The Metropolitan Police today said they had brought charges for “various offences” including blocking roads and obstructing police, as widespread protests continue this week.
Activists have today gathered in Parliament Square to coincide with MPs returning from their Easter break, to invite politicians to adopt more serious climate change policies. Police said then had put a “robust” plan in place, and protesters must leave the square by midnight.
Making #ExtinctionRebellion demands clear in Parliament Square. Are you listening @HouseofCommons?
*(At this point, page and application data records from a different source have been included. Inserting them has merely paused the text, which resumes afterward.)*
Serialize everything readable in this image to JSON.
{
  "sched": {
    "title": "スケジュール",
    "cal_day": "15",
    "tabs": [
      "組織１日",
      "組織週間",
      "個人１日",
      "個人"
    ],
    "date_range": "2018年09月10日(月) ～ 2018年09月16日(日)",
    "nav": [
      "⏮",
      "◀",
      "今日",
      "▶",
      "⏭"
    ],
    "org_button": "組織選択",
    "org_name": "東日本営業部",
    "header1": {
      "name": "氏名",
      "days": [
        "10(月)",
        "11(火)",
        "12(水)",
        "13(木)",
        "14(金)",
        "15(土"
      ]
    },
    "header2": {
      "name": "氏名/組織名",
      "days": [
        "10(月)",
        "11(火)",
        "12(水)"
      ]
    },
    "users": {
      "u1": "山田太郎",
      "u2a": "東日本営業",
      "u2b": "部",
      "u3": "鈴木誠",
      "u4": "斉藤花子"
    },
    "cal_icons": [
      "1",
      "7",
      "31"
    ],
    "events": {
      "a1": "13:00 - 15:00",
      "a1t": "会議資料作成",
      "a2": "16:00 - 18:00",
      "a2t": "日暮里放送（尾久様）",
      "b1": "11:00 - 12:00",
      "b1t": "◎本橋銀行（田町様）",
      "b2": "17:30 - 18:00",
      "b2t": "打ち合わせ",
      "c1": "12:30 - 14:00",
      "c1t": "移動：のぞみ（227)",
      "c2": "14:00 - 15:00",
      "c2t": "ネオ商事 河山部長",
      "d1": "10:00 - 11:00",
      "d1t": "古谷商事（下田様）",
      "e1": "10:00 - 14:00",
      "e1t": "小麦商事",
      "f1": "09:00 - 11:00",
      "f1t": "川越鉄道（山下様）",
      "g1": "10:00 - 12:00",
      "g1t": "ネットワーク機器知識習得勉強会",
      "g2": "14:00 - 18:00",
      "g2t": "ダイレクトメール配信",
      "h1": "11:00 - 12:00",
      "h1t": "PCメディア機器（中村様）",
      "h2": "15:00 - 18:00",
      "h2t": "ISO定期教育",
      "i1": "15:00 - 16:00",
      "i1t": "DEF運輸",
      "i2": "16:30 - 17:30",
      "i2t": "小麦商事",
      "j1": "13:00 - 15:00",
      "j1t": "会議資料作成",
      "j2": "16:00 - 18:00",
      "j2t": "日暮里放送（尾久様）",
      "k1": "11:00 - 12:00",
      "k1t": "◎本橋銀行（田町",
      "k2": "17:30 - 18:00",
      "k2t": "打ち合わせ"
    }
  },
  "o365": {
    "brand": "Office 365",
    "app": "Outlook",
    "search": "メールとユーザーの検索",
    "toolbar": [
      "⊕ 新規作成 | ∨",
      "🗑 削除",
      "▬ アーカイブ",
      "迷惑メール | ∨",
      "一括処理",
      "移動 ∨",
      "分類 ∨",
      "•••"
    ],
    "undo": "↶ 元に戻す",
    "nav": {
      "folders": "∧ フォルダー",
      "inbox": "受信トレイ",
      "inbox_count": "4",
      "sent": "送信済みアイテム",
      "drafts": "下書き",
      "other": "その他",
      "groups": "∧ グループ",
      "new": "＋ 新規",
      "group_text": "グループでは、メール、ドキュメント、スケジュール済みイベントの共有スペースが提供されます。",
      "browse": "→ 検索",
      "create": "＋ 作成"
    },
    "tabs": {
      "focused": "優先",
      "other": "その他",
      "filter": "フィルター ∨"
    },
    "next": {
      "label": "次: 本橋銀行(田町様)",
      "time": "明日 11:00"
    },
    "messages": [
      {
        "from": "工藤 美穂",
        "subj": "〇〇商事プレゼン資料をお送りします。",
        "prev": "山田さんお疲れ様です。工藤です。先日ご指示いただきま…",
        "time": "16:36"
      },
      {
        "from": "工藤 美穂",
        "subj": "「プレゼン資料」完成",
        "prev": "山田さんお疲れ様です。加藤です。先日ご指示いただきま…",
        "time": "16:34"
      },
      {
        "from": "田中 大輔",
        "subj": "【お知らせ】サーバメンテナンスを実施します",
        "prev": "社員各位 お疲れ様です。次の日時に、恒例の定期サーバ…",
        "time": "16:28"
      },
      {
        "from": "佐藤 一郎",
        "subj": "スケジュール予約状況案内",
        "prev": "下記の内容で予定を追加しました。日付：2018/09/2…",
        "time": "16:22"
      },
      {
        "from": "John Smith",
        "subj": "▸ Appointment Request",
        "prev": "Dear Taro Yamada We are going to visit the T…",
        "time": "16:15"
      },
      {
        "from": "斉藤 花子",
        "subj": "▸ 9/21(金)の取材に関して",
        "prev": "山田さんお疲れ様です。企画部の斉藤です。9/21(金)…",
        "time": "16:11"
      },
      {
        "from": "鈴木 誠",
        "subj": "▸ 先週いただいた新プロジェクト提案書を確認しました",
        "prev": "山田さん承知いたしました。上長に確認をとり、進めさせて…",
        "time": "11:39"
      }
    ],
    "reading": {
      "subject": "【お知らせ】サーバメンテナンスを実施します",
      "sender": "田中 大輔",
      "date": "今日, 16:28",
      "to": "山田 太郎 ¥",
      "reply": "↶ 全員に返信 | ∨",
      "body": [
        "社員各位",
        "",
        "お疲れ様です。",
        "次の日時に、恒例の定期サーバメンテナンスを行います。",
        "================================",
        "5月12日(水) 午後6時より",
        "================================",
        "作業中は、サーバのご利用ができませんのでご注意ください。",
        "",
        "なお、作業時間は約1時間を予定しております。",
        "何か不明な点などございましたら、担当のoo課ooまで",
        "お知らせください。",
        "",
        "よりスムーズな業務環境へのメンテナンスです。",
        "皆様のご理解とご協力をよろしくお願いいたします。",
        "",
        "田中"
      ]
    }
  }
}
Soon it won't be about whether you're on the right or wrong side of history, just whether humanity and all other species are confined to history, without a future at all. #ActNow pic.twitter.com/xB5UrNCdvg— Extinction Rebellion 🐾⌛️🌱 (@ExtinctionR) April 23, 2019
Demonstrations started earlier this month, and included protesters occupying Waterloo Bridge, Marble Arch and Oxford Street in a bid to raise awareness about global environmental breakdown from factors such as carbon emissions.
They have led to more than 1,000 arrests in more than a week of protests.
Of the 71 charged today, the oldest person was 72, while the youngest was 19. The vast majority of will appear in court between 14 May and 31 May, police said.
Teenage climate activist Greta Thunberg met with party leaders this morning at the House of Commons, including Labour’s Jeremy Corbyn, the Liberal Democrats’ Vince Cable and the Green Party’s Caroline Lucas.
The 16-year-old Nobel Peace Prize nominee said: “We just want people to listen to the science.” She is due to speak in Portcullis House at 2pm this afternoon.
Yesterday around 100 protesters took part in a “die-in” at the Natural History Museum, lying down under the blue whale while daubed in red face paint and robes.
Extinction Rebellion has demanded that the government declare a climate emergency and commit to fully de-carbonising the UK economy by 2025.